Cleveland Metroparks Zoo and CrossCountry Mortgage (CCM) yesterday, Tuesday, March 22  kicked-off a long-term project to expand the zoo’s  popular 140,000-square-foot RainForest attraction to create what will be the Primate Forest—a larger indoor destination that will transform and expand the zoo and create a new home for the gorillas and orangutans, as well as other animals. 

Conceptual rendering of CrossCountry Mortgage Forest Gallery“We’ve been working on a 10-year capital campaign with CrossCountry Mortgage, and a key piece of that is the renovation of the Rainforest,” says zoo executive director Chris Kuhar. “It will include building habitats for gorillas and orangutans, and renovations to existing space.”

While the project is in its beginning stages, both with budget and project details, Kuhar says the goal is to have the project completed by 2032—the zoo’s 150th birthday. The budget and time frame are still being worked out. He says they hope to break ground by the end of 2023.

“We really want to go through the planning process,” he says. “This project is going to be much bigger, as opposed to a couple renovations every couple years and opening withing a year.”
The initial expansion will be centered around the two-story CrossCountry Mortgage Forest Gallery, a new entranceway to the Primate Forest that will immerse guests in the wonders of the natural world through interactive technology, multi-story play structures and more.
The Primate Forest will incorporate state-of-the-art technology and the latest research on animal care and conservation. In addition to the new CrossCountry Mortgage Forest Gallery, the Primate Forest will add two new expansive, multi-story habitats for gorillas and orangutans.
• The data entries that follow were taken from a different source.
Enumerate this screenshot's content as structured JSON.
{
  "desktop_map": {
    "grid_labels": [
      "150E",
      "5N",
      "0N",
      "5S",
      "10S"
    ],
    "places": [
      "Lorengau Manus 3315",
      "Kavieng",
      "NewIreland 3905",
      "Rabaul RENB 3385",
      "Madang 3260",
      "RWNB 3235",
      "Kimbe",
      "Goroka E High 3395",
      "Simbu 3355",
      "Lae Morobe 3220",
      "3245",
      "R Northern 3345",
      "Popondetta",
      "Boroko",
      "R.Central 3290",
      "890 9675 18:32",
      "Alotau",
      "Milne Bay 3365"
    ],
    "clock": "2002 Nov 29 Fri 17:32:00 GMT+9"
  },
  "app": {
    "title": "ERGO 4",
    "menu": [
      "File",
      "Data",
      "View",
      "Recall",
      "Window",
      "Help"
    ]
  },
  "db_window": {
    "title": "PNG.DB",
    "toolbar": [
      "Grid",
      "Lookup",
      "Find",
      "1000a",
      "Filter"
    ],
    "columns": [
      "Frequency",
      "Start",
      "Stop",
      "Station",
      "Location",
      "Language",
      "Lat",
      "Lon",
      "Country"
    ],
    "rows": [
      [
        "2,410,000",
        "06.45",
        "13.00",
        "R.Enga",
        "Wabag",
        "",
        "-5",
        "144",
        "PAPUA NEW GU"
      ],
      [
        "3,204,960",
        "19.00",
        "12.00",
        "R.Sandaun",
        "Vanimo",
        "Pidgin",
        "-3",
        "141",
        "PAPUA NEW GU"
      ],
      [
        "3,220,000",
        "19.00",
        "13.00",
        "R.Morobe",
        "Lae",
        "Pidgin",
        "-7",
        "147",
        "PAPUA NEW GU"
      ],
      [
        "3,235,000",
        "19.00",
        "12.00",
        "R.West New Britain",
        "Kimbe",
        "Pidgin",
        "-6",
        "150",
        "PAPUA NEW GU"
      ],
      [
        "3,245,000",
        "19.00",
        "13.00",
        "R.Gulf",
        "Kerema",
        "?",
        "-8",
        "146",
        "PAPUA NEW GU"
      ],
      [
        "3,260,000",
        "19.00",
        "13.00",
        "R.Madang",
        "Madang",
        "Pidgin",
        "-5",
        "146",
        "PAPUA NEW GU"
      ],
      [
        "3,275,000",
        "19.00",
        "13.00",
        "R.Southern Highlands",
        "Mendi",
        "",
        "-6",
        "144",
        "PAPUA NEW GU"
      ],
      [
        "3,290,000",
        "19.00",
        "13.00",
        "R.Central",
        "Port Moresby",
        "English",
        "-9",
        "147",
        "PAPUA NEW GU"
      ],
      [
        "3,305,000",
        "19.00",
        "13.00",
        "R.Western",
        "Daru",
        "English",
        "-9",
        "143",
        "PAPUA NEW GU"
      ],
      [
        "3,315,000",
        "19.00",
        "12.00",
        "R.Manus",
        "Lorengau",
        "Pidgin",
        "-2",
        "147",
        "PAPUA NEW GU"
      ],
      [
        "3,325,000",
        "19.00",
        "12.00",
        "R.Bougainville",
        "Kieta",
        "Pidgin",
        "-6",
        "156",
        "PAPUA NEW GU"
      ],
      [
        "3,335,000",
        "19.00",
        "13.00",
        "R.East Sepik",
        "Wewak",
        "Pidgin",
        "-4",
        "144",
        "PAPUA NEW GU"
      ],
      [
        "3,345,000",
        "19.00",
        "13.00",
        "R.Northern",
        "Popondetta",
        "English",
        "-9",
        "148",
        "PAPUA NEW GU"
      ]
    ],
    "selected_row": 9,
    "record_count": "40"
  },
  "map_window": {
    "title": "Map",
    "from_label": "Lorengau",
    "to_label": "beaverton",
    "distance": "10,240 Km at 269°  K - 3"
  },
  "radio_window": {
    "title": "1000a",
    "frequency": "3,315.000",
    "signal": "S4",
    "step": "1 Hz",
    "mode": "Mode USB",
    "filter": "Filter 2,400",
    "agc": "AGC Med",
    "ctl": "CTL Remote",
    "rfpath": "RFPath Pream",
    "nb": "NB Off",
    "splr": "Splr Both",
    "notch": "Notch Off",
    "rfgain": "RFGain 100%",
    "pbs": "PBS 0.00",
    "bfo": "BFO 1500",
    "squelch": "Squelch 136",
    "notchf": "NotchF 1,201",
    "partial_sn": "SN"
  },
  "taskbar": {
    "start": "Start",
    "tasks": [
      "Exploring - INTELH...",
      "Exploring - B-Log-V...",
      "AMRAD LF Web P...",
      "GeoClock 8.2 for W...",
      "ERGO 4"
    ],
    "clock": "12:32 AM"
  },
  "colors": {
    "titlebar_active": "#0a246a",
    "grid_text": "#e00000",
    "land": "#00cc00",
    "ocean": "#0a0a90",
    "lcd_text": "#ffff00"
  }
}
“What we’re excited about is the great animal husbandry work, the great research work we now do behind the scenes,” says Kuhar. “We’re going to bring that process forward with a better animal husbandry presence and better animal surroundings. I’m excited about the way [guests will] experience animals at the zoo. It will be positive for Northeast Ohio.”

In 2021, the zoo celebrated the birth of both a baby gorilla and baby orangutan, two of the world’s most endangered primates. The Primate Forest will also incorporate the more than 10,000 plants and more than 600 animals that currently live in The RainForest through additional enhancements.

The Metroparks Zoo became one of the region’s most visited year-round attractions when The RainForest first opened in 1992 and has drawn over one million visitors nearly every year since then.

In 2021, the Zoo attracted over 1.3 million guests, the highest visitation in a decade, following historic animal births including the baby gorilla, Kayembe, the opening of new Eagle Zip Adventure, and record-breaking community events like Asian Lantern Festival and Wild Winter Lights.
“It has been exciting to watch this partnership take shape,” CCM chief brand manager Laura Soave said in a statement. “We are proud to support one of the zoo’s most significant enhancements in several years and look forward to welcoming Northeast Ohio to what will truly be a world-class experience of discovery.”

Other recent capital campaign projects include the 2020 installation of an ETFE (Ethylene tetrafluoroethylene) foof on the RainForest, which allows light to pass through. “It sort of feels like you’re outside in a tropical indoors in January,” says Kuhar, who adds that a new zoo entrance is also part of the future capital campaign plans.

In the meantime, he says the Primate Forest plans will be announced as they unfold. “Stay tuned, as we get this project underway,” he says. “It’s going to be exciting.”

Read more articles by Karin Connelly Rice.

Karin Connelly Rice enjoys telling people's stories, whether it's a promising startup or a life's passion. Over the past 20 years she has reported on the local business community for publications such as Inside Business and Cleveland Magazine. She was editor of the Rocky River/Lakewood edition of In the Neighborhood and was a reporter and photographer for the Amherst News-Times. At Fresh Water she enjoys telling the stories of Clevelanders who are shaping and embracing the business and research climate in Cleveland.